[Data excerpts]
◆ ◆ ◆ ◆
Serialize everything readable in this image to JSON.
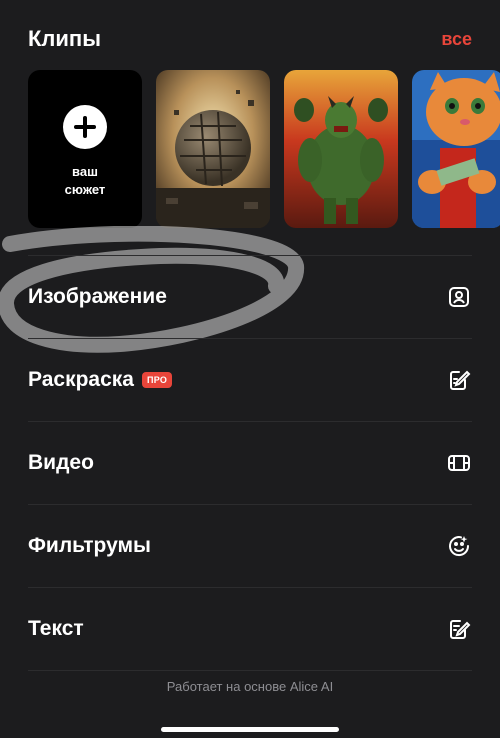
{
  "clips": {
    "title": "Клипы",
    "all_label": "все",
    "new_clip_label": "ваш сюжет",
    "thumbnails": [
      {
        "name": "clip-rock-ball"
      },
      {
        "name": "clip-green-monster"
      },
      {
        "name": "clip-cat-money"
      }
    ]
  },
  "menu": {
    "items": [
      {
        "label": "Изображение",
        "icon": "image-icon"
      },
      {
        "label": "Раскраска",
        "badge": "ПРО",
        "icon": "edit-pencil-icon"
      },
      {
        "label": "Видео",
        "icon": "film-icon"
      },
      {
        "label": "Фильтрумы",
        "icon": "face-filter-icon"
      },
      {
        "label": "Текст",
        "icon": "text-edit-icon"
      }
    ]
  },
  "footer": {
    "powered_by": "Работает на основе Alice AI"
  },
  "colors": {
    "background": "#1c1c1e",
    "accent": "#e8453a",
    "muted": "#8e8e93"
  }
}
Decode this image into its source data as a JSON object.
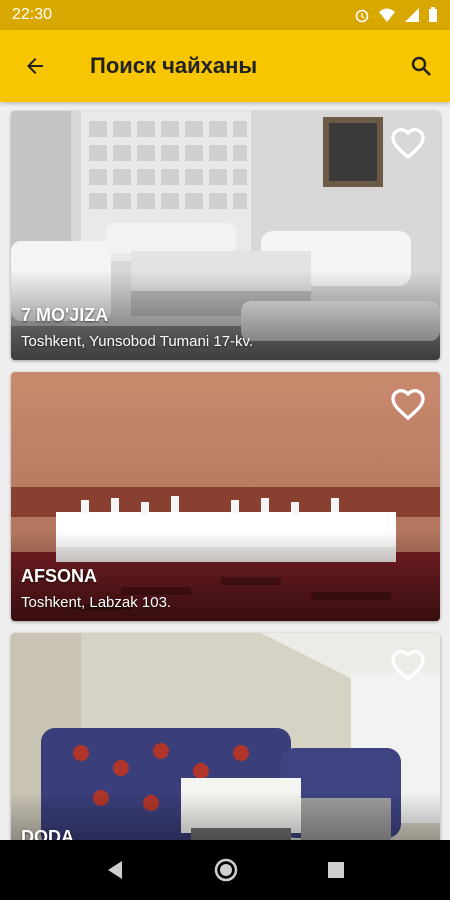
{
  "status_bar": {
    "time": "22:30"
  },
  "app_bar": {
    "title": "Поиск чайханы"
  },
  "cards": [
    {
      "name": "7 MO'JIZA",
      "address": "Toshkent, Yunsobod Tumani 17-kv."
    },
    {
      "name": "AFSONA",
      "address": "Toshkent, Labzak 103."
    },
    {
      "name": "DODA",
      "address": ""
    }
  ],
  "colors": {
    "accent": "#f7c600",
    "status_bar": "#d9a800"
  }
}
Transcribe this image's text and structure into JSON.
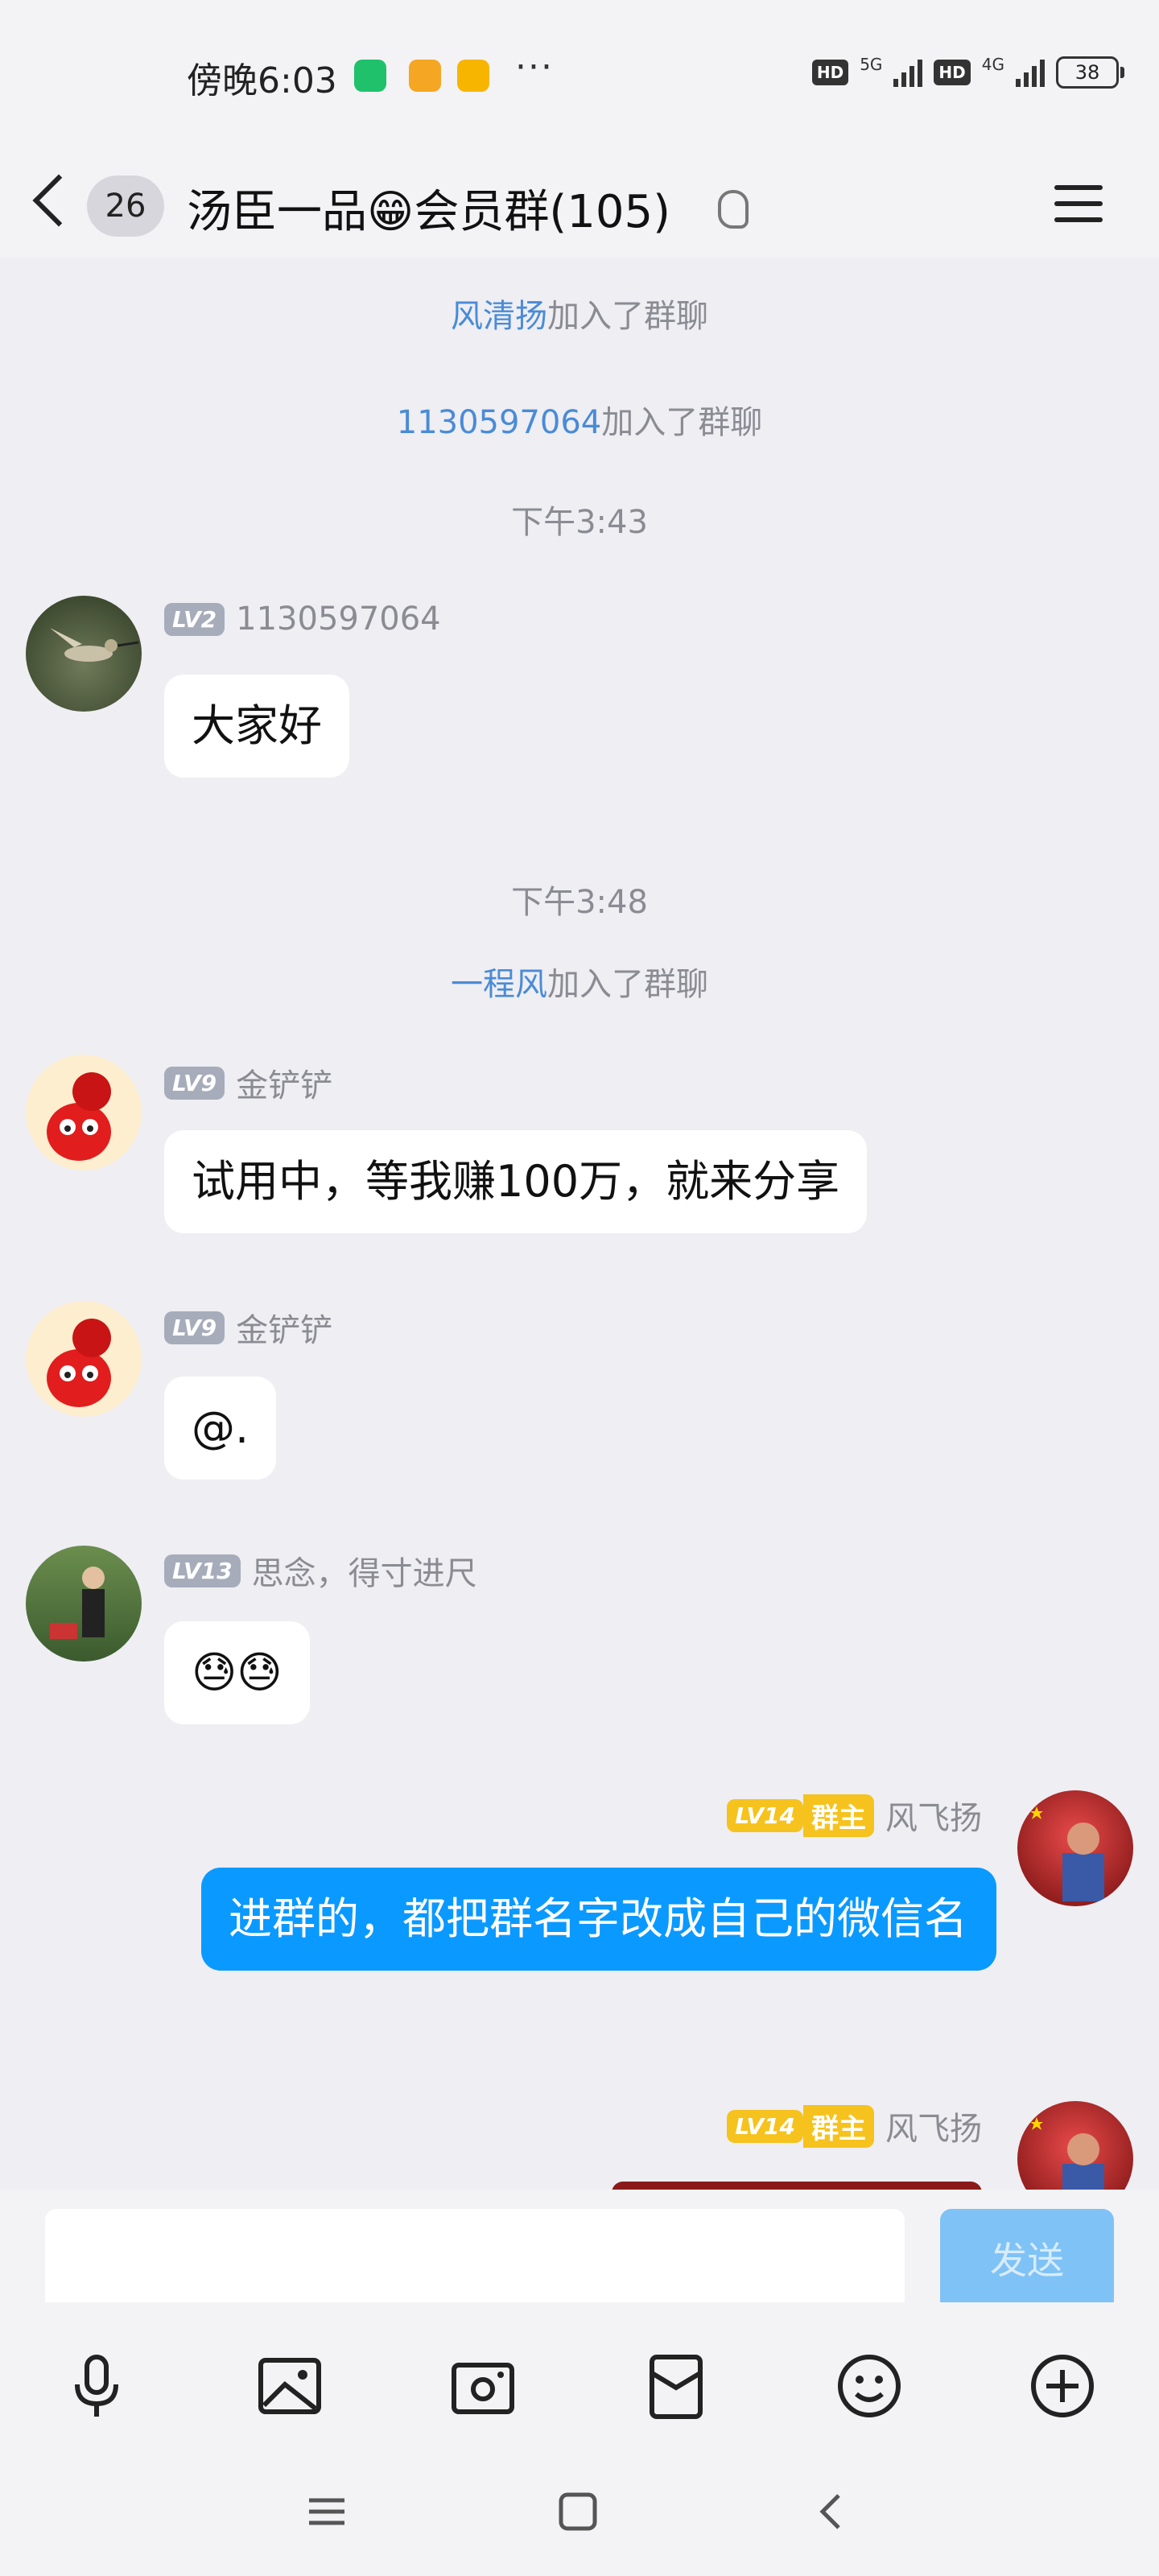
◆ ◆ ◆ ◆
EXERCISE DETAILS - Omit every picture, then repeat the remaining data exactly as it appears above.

REPLY -
Serialize everything readable in this image to JSON.
{
  "clips": {
    "title": "Клипы",
    "all_label": "все",
    "new_clip_label": "ваш сюжет",
    "thumbnails": [
      {
        "name": "clip-rock-ball"
      },
      {
        "name": "clip-green-monster"
      },
      {
        "name": "clip-cat-money"
      }
    ]
  },
  "menu": {
    "items": [
      {
        "label": "Изображение",
        "icon": "image-icon"
      },
      {
        "label": "Раскраска",
        "badge": "ПРО",
        "icon": "edit-pencil-icon"
      },
      {
        "label": "Видео",
        "icon": "film-icon"
      },
      {
        "label": "Фильтрумы",
        "icon": "face-filter-icon"
      },
      {
        "label": "Текст",
        "icon": "text-edit-icon"
      }
    ]
  },
  "footer": {
    "powered_by": "Работает на основе Alice AI"
  },
  "colors": {
    "background": "#1c1c1e",
    "accent": "#e8453a",
    "muted": "#8e8e93"
  }
}
Decode this image into its source data as a JSON object.
{
  "status_bar": {
    "time": "22:30"
  },
  "app_bar": {
    "title": "Поиск чайханы"
  },
  "cards": [
    {
      "name": "7 MO'JIZA",
      "address": "Toshkent, Yunsobod Tumani 17-kv."
    },
    {
      "name": "AFSONA",
      "address": "Toshkent, Labzak 103."
    },
    {
      "name": "DODA",
      "address": ""
    }
  ],
  "colors": {
    "accent": "#f7c600",
    "status_bar": "#d9a800"
  }
}
Transcribe this image's text and structure into JSON.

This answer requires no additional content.